Even if the government’s estimation of 5.5 million new jobs were true, (EPFO’s data is misleading), it’s crucial to note that this mainly includes jobs that have moved from the informal to the formal sector. Although formalization is integral to a healthy economy, it is not a substitute for new jobs. Himanshu also points out that the Budget doesn’t really deal with long-term solutions to the problem.
Why Can’t We Create More Jobs?
Himanshu sheds light on three bottlenecks in our economy that are stunting the creation of new forms of employment.
First, the growth rate of rural wages has slowed down; this can be attributed to the lack of rural demand. “Unless you pull up demand in the rural economy, you are not going to create [general] demand. If you are not going to create demand, then any amount of pushing money [into the economy] is not going to create more jobs”, says Himanshu.
Secondly, the share of private investments – a vital component of the economy – in the GDP has declined steadily for the past five years. Due to this, new jobs cannot be created with ease.
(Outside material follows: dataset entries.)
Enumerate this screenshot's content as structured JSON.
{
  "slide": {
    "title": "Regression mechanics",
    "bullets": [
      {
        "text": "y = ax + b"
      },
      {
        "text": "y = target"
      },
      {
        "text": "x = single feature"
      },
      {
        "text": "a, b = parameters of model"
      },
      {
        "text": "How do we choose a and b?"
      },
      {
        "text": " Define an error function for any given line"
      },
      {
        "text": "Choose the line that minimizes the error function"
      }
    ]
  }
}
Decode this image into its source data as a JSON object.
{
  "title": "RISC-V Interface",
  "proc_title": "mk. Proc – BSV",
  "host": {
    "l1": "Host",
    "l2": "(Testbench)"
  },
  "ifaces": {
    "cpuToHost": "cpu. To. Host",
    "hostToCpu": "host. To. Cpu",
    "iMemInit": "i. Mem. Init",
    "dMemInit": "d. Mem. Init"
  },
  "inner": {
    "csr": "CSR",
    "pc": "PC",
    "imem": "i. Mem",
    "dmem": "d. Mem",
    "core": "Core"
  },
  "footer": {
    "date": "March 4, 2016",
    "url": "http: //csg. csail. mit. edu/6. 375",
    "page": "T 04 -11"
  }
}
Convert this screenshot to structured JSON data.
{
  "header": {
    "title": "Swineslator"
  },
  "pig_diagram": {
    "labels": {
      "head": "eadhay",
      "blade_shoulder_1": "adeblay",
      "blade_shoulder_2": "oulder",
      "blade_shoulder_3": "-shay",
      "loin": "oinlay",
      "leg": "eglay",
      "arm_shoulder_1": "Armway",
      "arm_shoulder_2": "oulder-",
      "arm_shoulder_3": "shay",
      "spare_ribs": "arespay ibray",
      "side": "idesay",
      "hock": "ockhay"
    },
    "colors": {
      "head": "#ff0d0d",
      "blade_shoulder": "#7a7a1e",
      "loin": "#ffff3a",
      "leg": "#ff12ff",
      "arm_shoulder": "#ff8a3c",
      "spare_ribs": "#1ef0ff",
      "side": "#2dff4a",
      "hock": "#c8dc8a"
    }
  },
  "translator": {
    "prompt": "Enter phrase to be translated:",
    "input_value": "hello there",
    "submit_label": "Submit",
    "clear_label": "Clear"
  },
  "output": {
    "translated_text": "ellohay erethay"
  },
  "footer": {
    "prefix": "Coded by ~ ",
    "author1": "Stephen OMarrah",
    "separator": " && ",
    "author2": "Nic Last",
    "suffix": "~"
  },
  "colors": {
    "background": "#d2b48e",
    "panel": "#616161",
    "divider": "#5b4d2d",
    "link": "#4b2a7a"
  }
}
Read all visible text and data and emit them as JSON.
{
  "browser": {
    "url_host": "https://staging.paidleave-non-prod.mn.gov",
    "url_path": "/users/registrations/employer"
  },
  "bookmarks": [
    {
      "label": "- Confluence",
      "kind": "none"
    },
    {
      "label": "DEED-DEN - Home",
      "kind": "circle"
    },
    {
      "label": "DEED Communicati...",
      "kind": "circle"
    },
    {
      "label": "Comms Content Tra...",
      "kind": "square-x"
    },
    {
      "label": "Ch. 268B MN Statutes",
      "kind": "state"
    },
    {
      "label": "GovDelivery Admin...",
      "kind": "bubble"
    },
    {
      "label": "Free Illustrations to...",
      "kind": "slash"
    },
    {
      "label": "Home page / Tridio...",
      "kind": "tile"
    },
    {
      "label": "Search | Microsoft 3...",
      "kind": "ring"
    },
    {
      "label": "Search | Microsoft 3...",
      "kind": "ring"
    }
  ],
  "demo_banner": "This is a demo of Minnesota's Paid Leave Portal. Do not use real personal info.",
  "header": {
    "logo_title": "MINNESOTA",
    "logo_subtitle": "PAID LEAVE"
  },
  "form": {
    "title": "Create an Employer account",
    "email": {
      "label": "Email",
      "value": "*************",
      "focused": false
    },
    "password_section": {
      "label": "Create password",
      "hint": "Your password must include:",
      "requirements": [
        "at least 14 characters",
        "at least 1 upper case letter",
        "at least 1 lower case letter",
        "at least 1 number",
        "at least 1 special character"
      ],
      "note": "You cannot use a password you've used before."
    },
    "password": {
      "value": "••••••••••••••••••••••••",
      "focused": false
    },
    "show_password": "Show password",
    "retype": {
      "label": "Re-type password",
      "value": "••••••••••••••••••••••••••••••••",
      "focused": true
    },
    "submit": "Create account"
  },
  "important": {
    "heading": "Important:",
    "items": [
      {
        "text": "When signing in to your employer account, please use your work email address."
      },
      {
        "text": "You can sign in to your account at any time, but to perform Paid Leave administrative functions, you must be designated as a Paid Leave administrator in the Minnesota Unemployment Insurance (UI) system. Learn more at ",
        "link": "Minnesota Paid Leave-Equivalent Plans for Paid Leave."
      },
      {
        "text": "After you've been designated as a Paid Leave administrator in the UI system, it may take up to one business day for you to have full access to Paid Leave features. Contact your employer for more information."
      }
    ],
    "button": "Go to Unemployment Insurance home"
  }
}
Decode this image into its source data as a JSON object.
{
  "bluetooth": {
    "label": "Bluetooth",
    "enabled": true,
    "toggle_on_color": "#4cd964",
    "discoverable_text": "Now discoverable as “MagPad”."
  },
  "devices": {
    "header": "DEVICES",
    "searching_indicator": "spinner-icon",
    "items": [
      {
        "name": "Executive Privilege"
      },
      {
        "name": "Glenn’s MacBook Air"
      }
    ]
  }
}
The fall in Gross Fixed Capital Formation since 2011 indicates the sharp decline in private investments. Source: World Bank
Finally, there exists a lack of policy incentives for labour-intensive small and medium enterprises. This is crucial since millions of people are hoping to move out of the agricultural or rural sectors. Hence, labour enterprises have the potential to create a large volume of jobs for the incoming workforce.
Does Rural India Hold the Key to Success?
Just by its sheer volume, the rural sector has the potential to make or break the availability of new jobs.
Rural India’s contribution to the Indian economy is by no means small. According to 2012 data, it adds to 51.2% of the total net value added in manufacturing. From the population size and economic contribution, it’s not hard to see there lies a massive scope for demand as well as the supply of jobs in the rural sector.
The graph depicts the rate at which India’s rural population is growing. Source: World Bank
Let’s take a look at an example; as incomes rise, many of India’s rural areas are utilizing electricity at the household level for the first time. Therefore, there is potential for a market consisting of low-quality electric goods such as fans, bulbs, electric heaters etc., to grow. This new and growing demand, aided by the multiplier impact, creates the need for incentivising labour intensive, small and medium enterprises that could create new jobs. As said earlier, after taking the massive population and economic contribution into account, it’s hard to deny that rural India’s demand holds a vital key to increased job creation.
Yes We Can Create More Jobs, but How?
To shift demand from agricultural to non-agricultural products, it’s crucial to increase surplus income in the rural populace’s hands. According to Himanshu, there are three ways to accelerate the process of surplus income.
First, there needs to exist an incentive structure, to encourage the production of low-end goods and services such as electric bulbs and construction services. Second, credit needs to be made more accessible, so that the rural sector can upscale its production. Finally, policies should be implemented that favour rural sector enterprises, to help them grow.
By putting these solutions into practice, India might finally win its historical struggle against its job drought. But, until then, Rijpal Saini and millions like him are forced to wait for the thekedaars (contractors) to pick them up for a sum of ₹ 120, every day.
Himanshu is the Assistant Professor of Economics at the Centre for Study of Regional Development, School of Social Sciences, Jawaharlal Nehru University, New Delhi. He is also visiting fellow at Centre de Sciences Humaines, New Delhi.